• EXERCISE GOAL: Please return each entry that follows exactly as given, but without pictures.

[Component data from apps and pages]
-- Opening Marker --
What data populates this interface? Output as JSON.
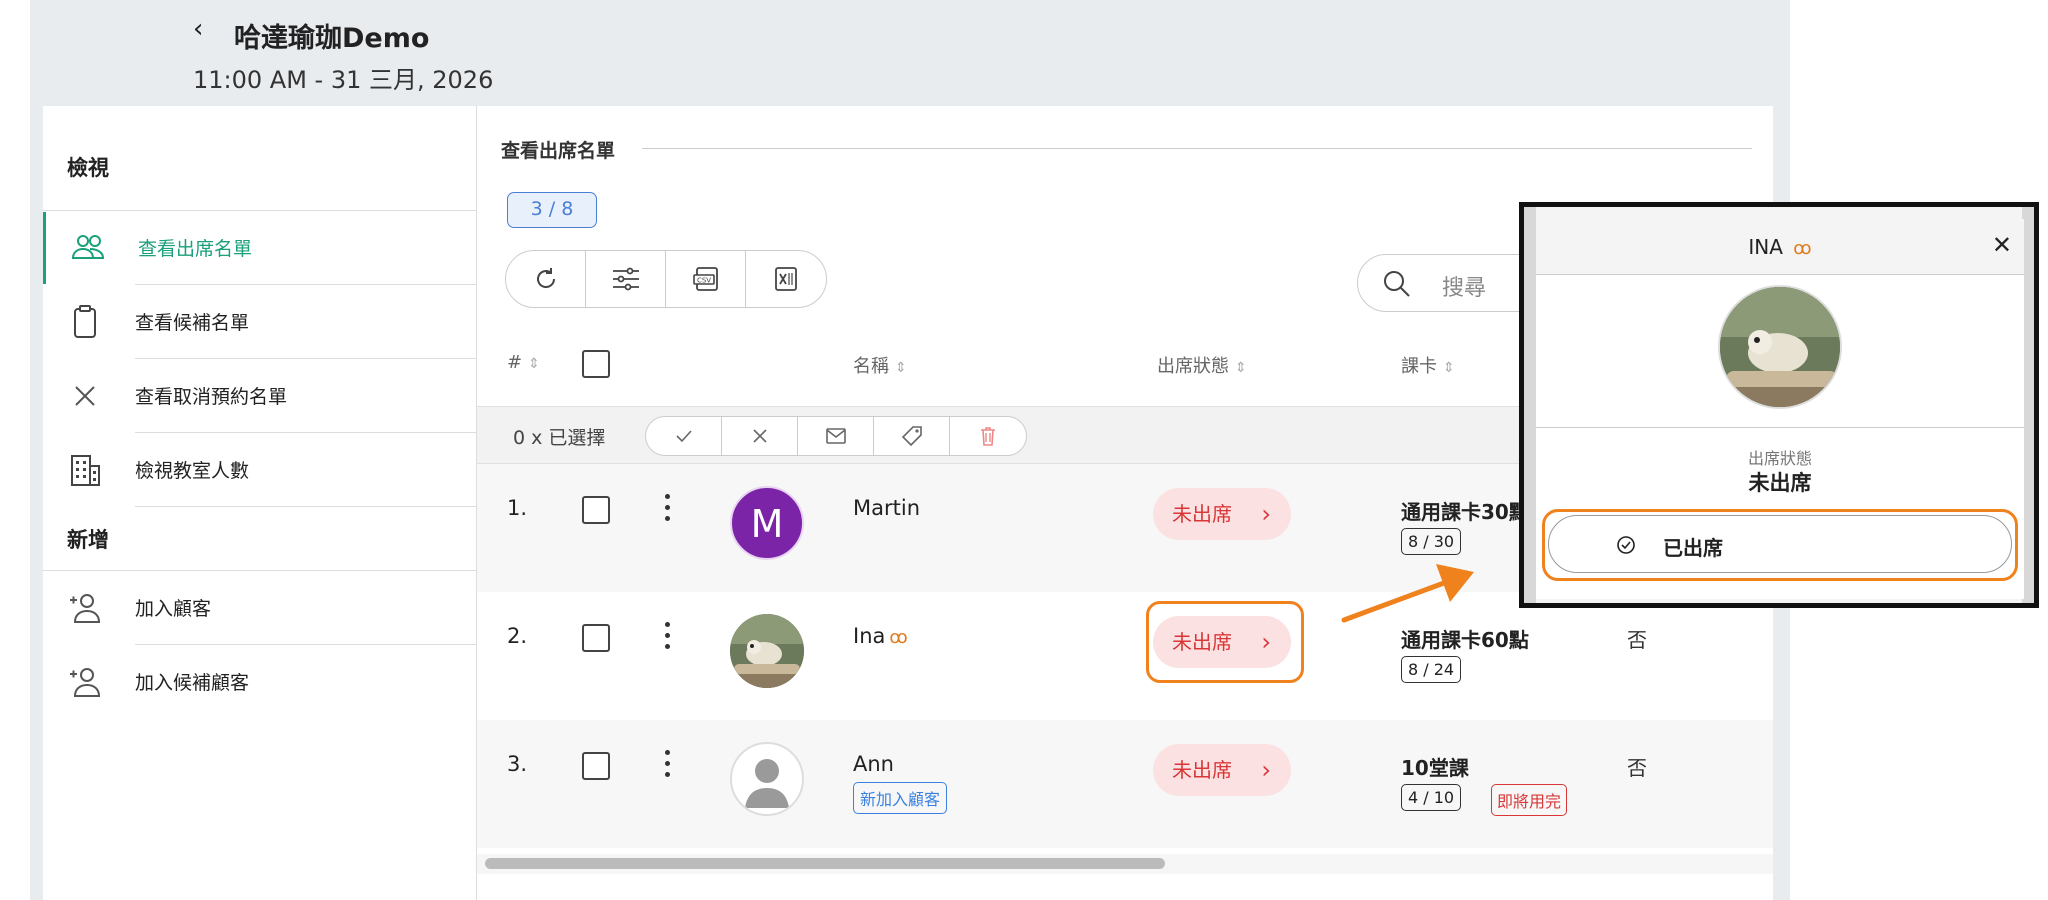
{
  "header": {
    "back_icon": "chevron-left-icon",
    "title": "哈達瑜珈Demo",
    "subtitle": "11:00 AM - 31 三月, 2026"
  },
  "sidebar": {
    "view_heading": "檢視",
    "view_items": [
      {
        "label": "查看出席名單",
        "icon": "users-icon",
        "active": true
      },
      {
        "label": "查看候補名單",
        "icon": "clipboard-icon",
        "active": false
      },
      {
        "label": "查看取消預約名單",
        "icon": "x-icon",
        "active": false
      },
      {
        "label": "檢視教室人數",
        "icon": "building-icon",
        "active": false
      }
    ],
    "add_heading": "新增",
    "add_items": [
      {
        "label": "加入顧客",
        "icon": "add-user-icon"
      },
      {
        "label": "加入候補顧客",
        "icon": "add-user-icon"
      }
    ]
  },
  "main": {
    "section_title": "查看出席名單",
    "count_pill": "3 / 8",
    "toolbar": [
      "refresh-icon",
      "filter-icon",
      "csv-export-icon",
      "excel-export-icon"
    ],
    "search_placeholder": "搜尋",
    "columns": {
      "num": "#",
      "name": "名稱",
      "status": "出席狀態",
      "card": "課卡"
    },
    "bulk": {
      "selected": "0 x 已選擇",
      "actions": [
        "check-icon",
        "x-icon",
        "mail-icon",
        "tag-icon",
        "trash-icon"
      ]
    },
    "rows": [
      {
        "num": "1.",
        "name": "Martin",
        "avatar_letter": "M",
        "status": "未出席",
        "card_name": "通用課卡30點",
        "card_count": "8 / 30",
        "extra": ""
      },
      {
        "num": "2.",
        "name": "Ina",
        "pretzel": "ꝏ",
        "status": "未出席",
        "card_name": "通用課卡60點",
        "card_count": "8 / 24",
        "extra": "否"
      },
      {
        "num": "3.",
        "name": "Ann",
        "tag": "新加入顧客",
        "status": "未出席",
        "card_name": "10堂課",
        "card_count": "4 / 10",
        "card_warn": "即將用完",
        "extra": "否"
      }
    ]
  },
  "modal": {
    "title": "INA",
    "pretzel": "ꝏ",
    "status_label": "出席狀態",
    "status_value": "未出席",
    "action_label": "已出席"
  },
  "colors": {
    "accent": "#1aa07b",
    "status_red": "#d93737",
    "highlight": "#f0821e",
    "link_blue": "#3b82e0"
  }
}
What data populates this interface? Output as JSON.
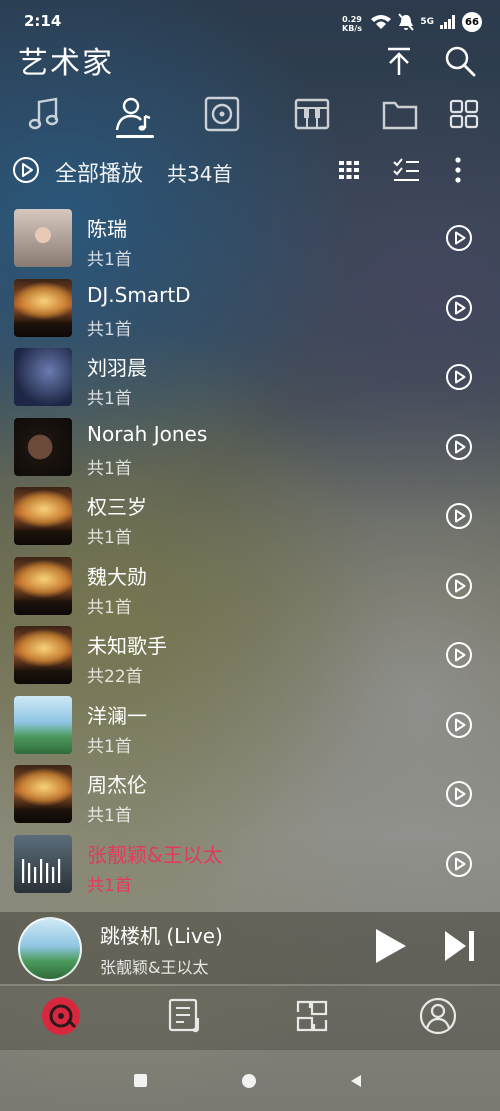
{
  "status": {
    "time": "2:14",
    "net_speed": "0.29",
    "net_unit": "KB/s",
    "signal": "5G",
    "battery": "66"
  },
  "header": {
    "title": "艺术家"
  },
  "tabs": [
    "music-note-icon",
    "artist-icon",
    "album-icon",
    "piano-icon",
    "folder-icon",
    "grid-icon"
  ],
  "play_all": {
    "label": "全部播放",
    "count": "共34首"
  },
  "artists": [
    {
      "name": "陈瑞",
      "count": "共1首",
      "thumb": "t-portrait"
    },
    {
      "name": "DJ.SmartD",
      "count": "共1首",
      "thumb": "t-concert"
    },
    {
      "name": "刘羽晨",
      "count": "共1首",
      "thumb": "t-couple"
    },
    {
      "name": "Norah Jones",
      "count": "共1首",
      "thumb": "t-norah"
    },
    {
      "name": "权三岁",
      "count": "共1首",
      "thumb": "t-concert"
    },
    {
      "name": "魏大勋",
      "count": "共1首",
      "thumb": "t-concert"
    },
    {
      "name": "未知歌手",
      "count": "共22首",
      "thumb": "t-concert"
    },
    {
      "name": "洋澜一",
      "count": "共1首",
      "thumb": "t-sky"
    },
    {
      "name": "周杰伦",
      "count": "共1首",
      "thumb": "t-concert"
    },
    {
      "name": "张靓颖&王以太",
      "count": "共1首",
      "thumb": "t-bars",
      "active": true
    }
  ],
  "now_playing": {
    "song": "跳楼机 (Live)",
    "artist": "张靓颖&王以太"
  },
  "colors": {
    "accent": "#e23a5a"
  }
}
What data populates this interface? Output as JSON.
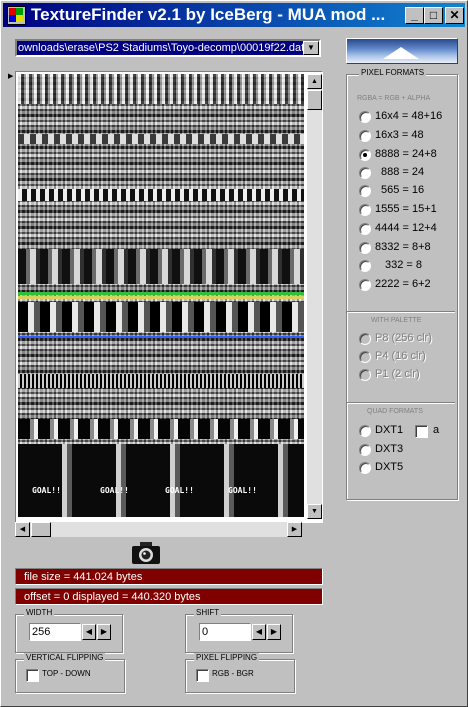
{
  "window": {
    "title": "TextureFinder v2.1 by IceBerg - MUA mod ...",
    "minimize": "_",
    "maximize": "□",
    "close": "✕"
  },
  "file": {
    "path": "ownloads\\erase\\PS2 Stadiums\\Toyo-decomp\\00019f22.dat"
  },
  "info": {
    "file_size": "file size = 441.024 bytes",
    "offset": "offset = 0   displayed = 440.320 bytes"
  },
  "pixel_formats": {
    "title": "PIXEL FORMATS",
    "subtitle": "RGBA = RGB + ALPHA",
    "options": [
      "16x4 = 48+16",
      "16x3 = 48",
      "8888 = 24+8",
      "888 = 24",
      "565 = 16",
      "1555 = 15+1",
      "4444 = 12+4",
      "8332 = 8+8",
      "332 = 8",
      "2222 = 6+2"
    ],
    "selected": "8888 = 24+8",
    "palette_title": "WITH PALETTE",
    "palette_options": [
      "P8  (256 clr)",
      "P4  (16 clr)",
      "P1   (2 clr)"
    ],
    "quad_title": "QUAD FORMATS",
    "quad_options": [
      "DXT1",
      "DXT3",
      "DXT5"
    ],
    "alpha_label": "a"
  },
  "width": {
    "label": "WIDTH",
    "value": "256"
  },
  "shift": {
    "label": "SHIFT",
    "value": "0"
  },
  "vflip": {
    "label": "VERTICAL FLIPPING",
    "option": "TOP - DOWN"
  },
  "pflip": {
    "label": "PIXEL FLIPPING",
    "option": "RGB  -  BGR"
  },
  "texture_caption": "GOAL!!",
  "icons": [
    "app-icon",
    "iceberg-logo",
    "camera-icon",
    "arrow-up-icon",
    "arrow-down-icon",
    "arrow-left-icon",
    "arrow-right-icon",
    "dropdown-arrow-icon"
  ]
}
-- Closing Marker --
• OUTPUT OF THE TASK:
What data populates this interface? Output as JSON.
{
  "header": {
    "back_icon": "chevron-left-icon",
    "title": "哈達瑜珈Demo",
    "subtitle": "11:00 AM - 31 三月, 2026"
  },
  "sidebar": {
    "view_heading": "檢視",
    "view_items": [
      {
        "label": "查看出席名單",
        "icon": "users-icon",
        "active": true
      },
      {
        "label": "查看候補名單",
        "icon": "clipboard-icon",
        "active": false
      },
      {
        "label": "查看取消預約名單",
        "icon": "x-icon",
        "active": false
      },
      {
        "label": "檢視教室人數",
        "icon": "building-icon",
        "active": false
      }
    ],
    "add_heading": "新增",
    "add_items": [
      {
        "label": "加入顧客",
        "icon": "add-user-icon"
      },
      {
        "label": "加入候補顧客",
        "icon": "add-user-icon"
      }
    ]
  },
  "main": {
    "section_title": "查看出席名單",
    "count_pill": "3 / 8",
    "toolbar": [
      "refresh-icon",
      "filter-icon",
      "csv-export-icon",
      "excel-export-icon"
    ],
    "search_placeholder": "搜尋",
    "columns": {
      "num": "#",
      "name": "名稱",
      "status": "出席狀態",
      "card": "課卡"
    },
    "bulk": {
      "selected": "0 x 已選擇",
      "actions": [
        "check-icon",
        "x-icon",
        "mail-icon",
        "tag-icon",
        "trash-icon"
      ]
    },
    "rows": [
      {
        "num": "1.",
        "name": "Martin",
        "avatar_letter": "M",
        "status": "未出席",
        "card_name": "通用課卡30點",
        "card_count": "8 / 30",
        "extra": ""
      },
      {
        "num": "2.",
        "name": "Ina",
        "pretzel": "ꝏ",
        "status": "未出席",
        "card_name": "通用課卡60點",
        "card_count": "8 / 24",
        "extra": "否"
      },
      {
        "num": "3.",
        "name": "Ann",
        "tag": "新加入顧客",
        "status": "未出席",
        "card_name": "10堂課",
        "card_count": "4 / 10",
        "card_warn": "即將用完",
        "extra": "否"
      }
    ]
  },
  "modal": {
    "title": "INA",
    "pretzel": "ꝏ",
    "status_label": "出席狀態",
    "status_value": "未出席",
    "action_label": "已出席"
  },
  "colors": {
    "accent": "#1aa07b",
    "status_red": "#d93737",
    "highlight": "#f0821e",
    "link_blue": "#3b82e0"
  }
}
What data populates this interface? Output as JSON.
{
  "status": {
    "time": "2:14",
    "net_speed": "0.29",
    "net_unit": "KB/s",
    "signal": "5G",
    "battery": "66"
  },
  "header": {
    "title": "艺术家"
  },
  "tabs": [
    "music-note-icon",
    "artist-icon",
    "album-icon",
    "piano-icon",
    "folder-icon",
    "grid-icon"
  ],
  "play_all": {
    "label": "全部播放",
    "count": "共34首"
  },
  "artists": [
    {
      "name": "陈瑞",
      "count": "共1首",
      "thumb": "t-portrait"
    },
    {
      "name": "DJ.SmartD",
      "count": "共1首",
      "thumb": "t-concert"
    },
    {
      "name": "刘羽晨",
      "count": "共1首",
      "thumb": "t-couple"
    },
    {
      "name": "Norah Jones",
      "count": "共1首",
      "thumb": "t-norah"
    },
    {
      "name": "权三岁",
      "count": "共1首",
      "thumb": "t-concert"
    },
    {
      "name": "魏大勋",
      "count": "共1首",
      "thumb": "t-concert"
    },
    {
      "name": "未知歌手",
      "count": "共22首",
      "thumb": "t-concert"
    },
    {
      "name": "洋澜一",
      "count": "共1首",
      "thumb": "t-sky"
    },
    {
      "name": "周杰伦",
      "count": "共1首",
      "thumb": "t-concert"
    },
    {
      "name": "张靓颖&王以太",
      "count": "共1首",
      "thumb": "t-bars",
      "active": true
    }
  ],
  "now_playing": {
    "song": "跳楼机 (Live)",
    "artist": "张靓颖&王以太"
  },
  "colors": {
    "accent": "#e23a5a"
  }
}
What data populates this interface? Output as JSON.
{
  "window": {
    "title": "TextureFinder v2.1 by IceBerg - MUA mod ...",
    "minimize": "_",
    "maximize": "□",
    "close": "✕"
  },
  "file": {
    "path": "ownloads\\erase\\PS2 Stadiums\\Toyo-decomp\\00019f22.dat"
  },
  "info": {
    "file_size": "file size = 441.024 bytes",
    "offset": "offset = 0   displayed = 440.320 bytes"
  },
  "pixel_formats": {
    "title": "PIXEL FORMATS",
    "subtitle": "RGBA = RGB + ALPHA",
    "options": [
      "16x4 = 48+16",
      "16x3 = 48",
      "8888 = 24+8",
      "888 = 24",
      "565 = 16",
      "1555 = 15+1",
      "4444 = 12+4",
      "8332 = 8+8",
      "332 = 8",
      "2222 = 6+2"
    ],
    "selected": "8888 = 24+8",
    "palette_title": "WITH PALETTE",
    "palette_options": [
      "P8  (256 clr)",
      "P4  (16 clr)",
      "P1   (2 clr)"
    ],
    "quad_title": "QUAD FORMATS",
    "quad_options": [
      "DXT1",
      "DXT3",
      "DXT5"
    ],
    "alpha_label": "a"
  },
  "width": {
    "label": "WIDTH",
    "value": "256"
  },
  "shift": {
    "label": "SHIFT",
    "value": "0"
  },
  "vflip": {
    "label": "VERTICAL FLIPPING",
    "option": "TOP - DOWN"
  },
  "pflip": {
    "label": "PIXEL FLIPPING",
    "option": "RGB  -  BGR"
  },
  "texture_caption": "GOAL!!",
  "icons": [
    "app-icon",
    "iceberg-logo",
    "camera-icon",
    "arrow-up-icon",
    "arrow-down-icon",
    "arrow-left-icon",
    "arrow-right-icon",
    "dropdown-arrow-icon"
  ]
}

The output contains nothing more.